__Task statement__: Report every line below that holds the word "JSON".

(Given records begins)

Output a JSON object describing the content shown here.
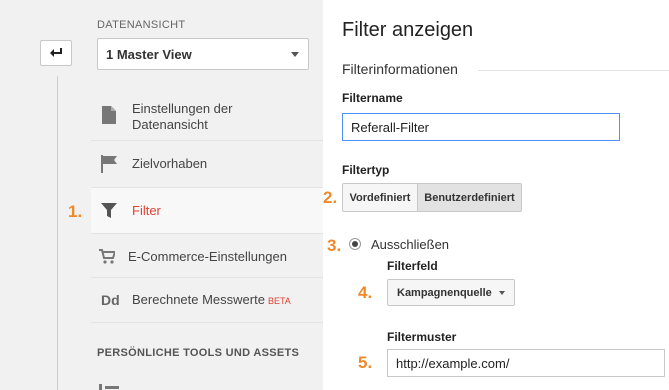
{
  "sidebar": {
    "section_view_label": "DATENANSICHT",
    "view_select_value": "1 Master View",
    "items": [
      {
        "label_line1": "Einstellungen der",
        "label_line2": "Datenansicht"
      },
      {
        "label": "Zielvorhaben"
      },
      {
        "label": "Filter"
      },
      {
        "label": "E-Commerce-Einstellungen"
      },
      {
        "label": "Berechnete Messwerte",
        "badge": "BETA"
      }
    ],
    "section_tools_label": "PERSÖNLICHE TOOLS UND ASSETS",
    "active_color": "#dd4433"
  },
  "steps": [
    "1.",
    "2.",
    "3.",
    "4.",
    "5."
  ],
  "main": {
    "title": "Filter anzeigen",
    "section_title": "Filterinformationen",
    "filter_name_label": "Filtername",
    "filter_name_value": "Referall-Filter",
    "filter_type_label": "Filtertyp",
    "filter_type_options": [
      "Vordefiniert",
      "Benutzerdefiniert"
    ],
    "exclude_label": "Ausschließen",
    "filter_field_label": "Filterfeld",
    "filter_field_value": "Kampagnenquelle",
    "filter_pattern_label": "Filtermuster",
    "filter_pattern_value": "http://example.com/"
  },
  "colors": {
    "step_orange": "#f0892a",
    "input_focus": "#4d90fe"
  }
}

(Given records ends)
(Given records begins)

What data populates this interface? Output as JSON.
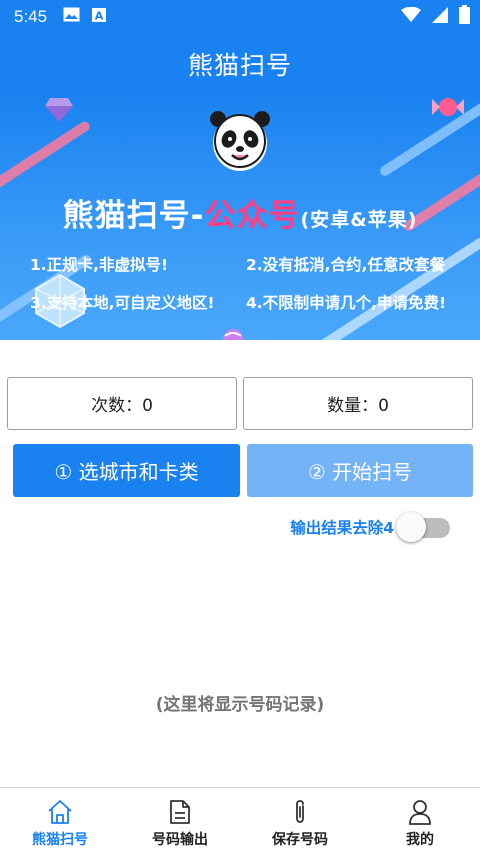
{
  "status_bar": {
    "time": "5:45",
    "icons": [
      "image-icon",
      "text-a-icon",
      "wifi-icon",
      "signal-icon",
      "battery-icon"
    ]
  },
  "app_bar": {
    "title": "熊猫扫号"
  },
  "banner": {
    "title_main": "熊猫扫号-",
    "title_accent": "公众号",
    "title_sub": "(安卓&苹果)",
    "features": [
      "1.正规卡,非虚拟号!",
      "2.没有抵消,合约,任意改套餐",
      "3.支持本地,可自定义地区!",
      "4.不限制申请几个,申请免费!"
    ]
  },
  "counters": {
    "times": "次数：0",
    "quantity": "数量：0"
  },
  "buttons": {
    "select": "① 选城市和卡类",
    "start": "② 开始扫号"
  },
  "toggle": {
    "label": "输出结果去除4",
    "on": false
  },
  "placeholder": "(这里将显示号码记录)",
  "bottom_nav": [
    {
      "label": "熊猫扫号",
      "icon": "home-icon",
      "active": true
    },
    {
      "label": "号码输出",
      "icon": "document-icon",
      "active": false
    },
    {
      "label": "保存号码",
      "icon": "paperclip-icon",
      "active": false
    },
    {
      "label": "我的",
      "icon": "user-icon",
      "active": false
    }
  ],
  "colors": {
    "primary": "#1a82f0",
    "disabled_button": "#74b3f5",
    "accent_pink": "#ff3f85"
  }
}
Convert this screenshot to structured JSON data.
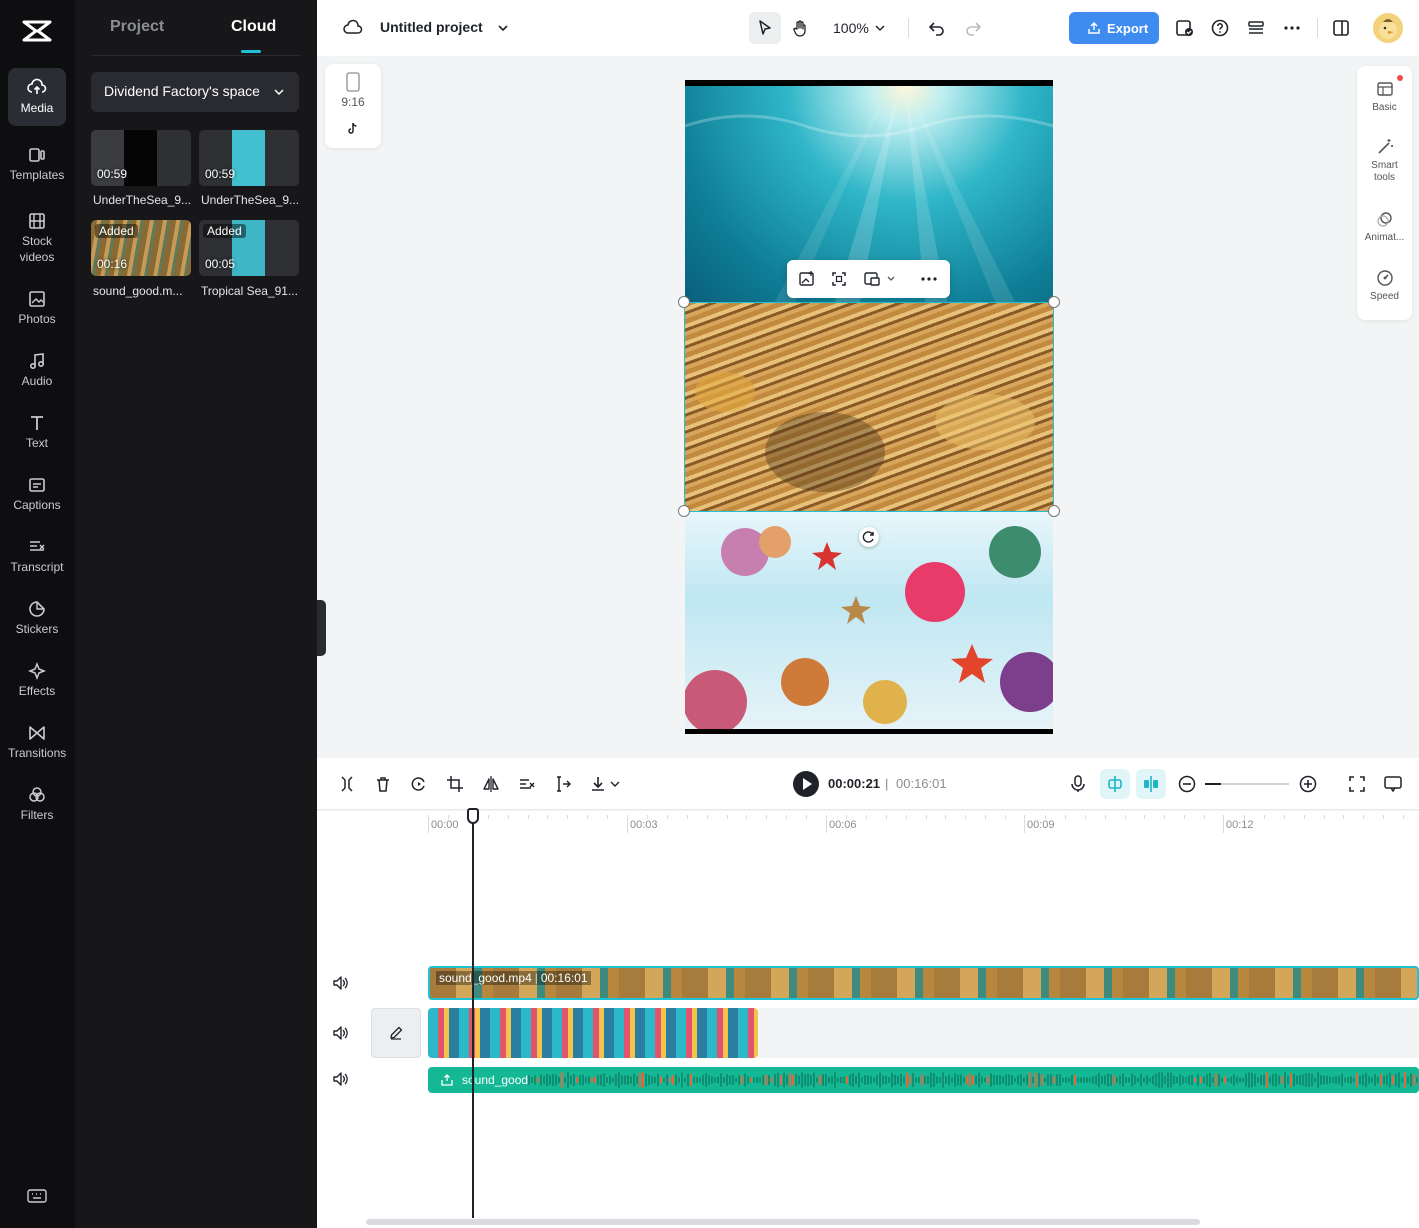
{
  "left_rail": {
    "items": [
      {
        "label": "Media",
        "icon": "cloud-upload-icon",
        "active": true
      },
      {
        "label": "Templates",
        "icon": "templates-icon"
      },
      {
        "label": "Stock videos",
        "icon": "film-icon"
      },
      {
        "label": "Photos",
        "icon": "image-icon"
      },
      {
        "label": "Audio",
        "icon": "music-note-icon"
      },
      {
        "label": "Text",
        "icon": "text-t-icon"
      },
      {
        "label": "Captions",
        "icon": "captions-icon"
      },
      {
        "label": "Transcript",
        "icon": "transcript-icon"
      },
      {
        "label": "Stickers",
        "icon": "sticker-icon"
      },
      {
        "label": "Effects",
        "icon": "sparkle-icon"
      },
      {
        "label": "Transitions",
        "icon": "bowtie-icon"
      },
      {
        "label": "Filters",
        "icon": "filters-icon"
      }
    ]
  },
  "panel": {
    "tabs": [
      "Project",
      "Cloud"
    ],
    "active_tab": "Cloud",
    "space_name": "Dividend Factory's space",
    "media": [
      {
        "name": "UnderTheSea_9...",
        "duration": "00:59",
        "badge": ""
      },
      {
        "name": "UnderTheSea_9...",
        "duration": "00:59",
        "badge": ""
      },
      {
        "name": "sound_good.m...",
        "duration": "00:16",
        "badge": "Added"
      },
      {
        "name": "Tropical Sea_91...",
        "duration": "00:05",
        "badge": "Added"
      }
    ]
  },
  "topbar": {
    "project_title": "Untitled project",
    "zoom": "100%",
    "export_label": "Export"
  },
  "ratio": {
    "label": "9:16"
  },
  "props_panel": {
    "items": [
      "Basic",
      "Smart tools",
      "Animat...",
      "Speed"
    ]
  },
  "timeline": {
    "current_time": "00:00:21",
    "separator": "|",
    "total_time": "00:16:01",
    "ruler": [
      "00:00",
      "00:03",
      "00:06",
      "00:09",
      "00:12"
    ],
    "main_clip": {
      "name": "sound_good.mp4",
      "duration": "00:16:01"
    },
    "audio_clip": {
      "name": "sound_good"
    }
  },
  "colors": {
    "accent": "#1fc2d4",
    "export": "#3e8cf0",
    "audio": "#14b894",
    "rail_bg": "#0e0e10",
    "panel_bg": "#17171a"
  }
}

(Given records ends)

__Result of this exercise__:
Output a JSON object describing the content shown here.
What data populates this interface? Output as JSON.
Convert this screenshot to structured JSON data.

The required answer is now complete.